by Bill Pronzini.


   Here’s something of a surprise, at least to me: the only novel by Len Zinberg (Ed Lacy) to be published under his other pseudonym turns out to be crime fiction. As per the attached from the dj. Very scarce book; the copy I just bought is the first I’ve seen in 40 years of collecting.

STEVE APRIL – Route 13. Funk & Wagnalls, hardcover, 1954. Setting: NYC

      STORY DESCRIPTION     [Taken from both inside jacket flaps.]

   There was a lot that Manson Cornwall wanted to do, but becoming a mailman wasn’t on his list. In spite of his uncle’s love for the postal service, he was sure it would be the dullest job in the world. What he meant to do first was graduate from high school, and then somehow he would become a doctor. But Uncle Harry was murdered, and Manny thought he had to make some money quickly to help his aunt and at the same time look for his uncle’s killer. Thelma, who lived with her family in the apartment upstairs, understood and sympathized with him, but even she lost patience when he tried to settle for quick and easy money in professional boxing.


   After his brief, bitter experience in the ring, Manny began job hunting, but his high school diploma wasn’t enough. Then the post office appointment for which he had applied to please his uncle came through, and Manny went to work as a mailman, determined to resign at the first possible opportunity. He was not surprised at the hard work, but what did surprise him was the pleasure he found in working with others, in the security of a steady job with a good salary, and in the fact that people depended on the mail and on him.

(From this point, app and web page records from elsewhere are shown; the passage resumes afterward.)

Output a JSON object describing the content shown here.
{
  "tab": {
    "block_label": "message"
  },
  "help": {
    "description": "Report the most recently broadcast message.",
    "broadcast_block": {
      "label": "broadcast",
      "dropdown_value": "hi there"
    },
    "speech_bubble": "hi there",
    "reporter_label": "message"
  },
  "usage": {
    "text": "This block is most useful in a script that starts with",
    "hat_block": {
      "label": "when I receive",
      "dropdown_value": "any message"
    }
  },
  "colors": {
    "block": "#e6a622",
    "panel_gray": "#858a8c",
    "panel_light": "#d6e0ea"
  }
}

   Letter-carrying, night school, and crime detection didn’t mix very well, but Manny combined them for a while, and by the time the sleuthing was finished he had grown up enough to distinguish between dreams of what he would be and the real world in which he had to do. He had learned that for him the post office could provide a rewarding career; in his job he was important, not just as himself, but as part of an organization doing important work and doing it well.

      STEVE APRIL     [A Biography of the Author, taken from the back cover.]


   Born in upstate in New York, outside Syracuse, Steve April left there before he was ten and moved to New York City, and ever since has been wondering if that was a mistake, although he thinks New York City is “terrific.” Traveling being his only hobby, he nosed around Los Angeles, Dayton, Topeka, Montreal, Salt Lake City, Port-au-Prince, Athens, Paris, San Juan, Oran, and Nice, as well as Rome and various other Italian cities. Most of this was done under his own steam, but during the war Uncle Sam gave his hobby an assist by putting a uniform on Mr. April and shoving him around the USA and Europe for three years.

   Although this is Mr. April’s first book, he has had stories and articles in many magazines and newspapers, including Collier’s, This Week, Esquire, Family Circle, the Montreal Standard, and the Toronto Star.

   A substitute and regular mailman for several years, Mr. April gave up the job to devote full time to his typewriter, and because he hates getting up early in the morning. Sometimes, when sales are far between, he wonders if this wasn’t a mistake, but as he says, “Writing and being a mail carrier have at least one thing in common — both professions give one a very satisfying sense of doing things.”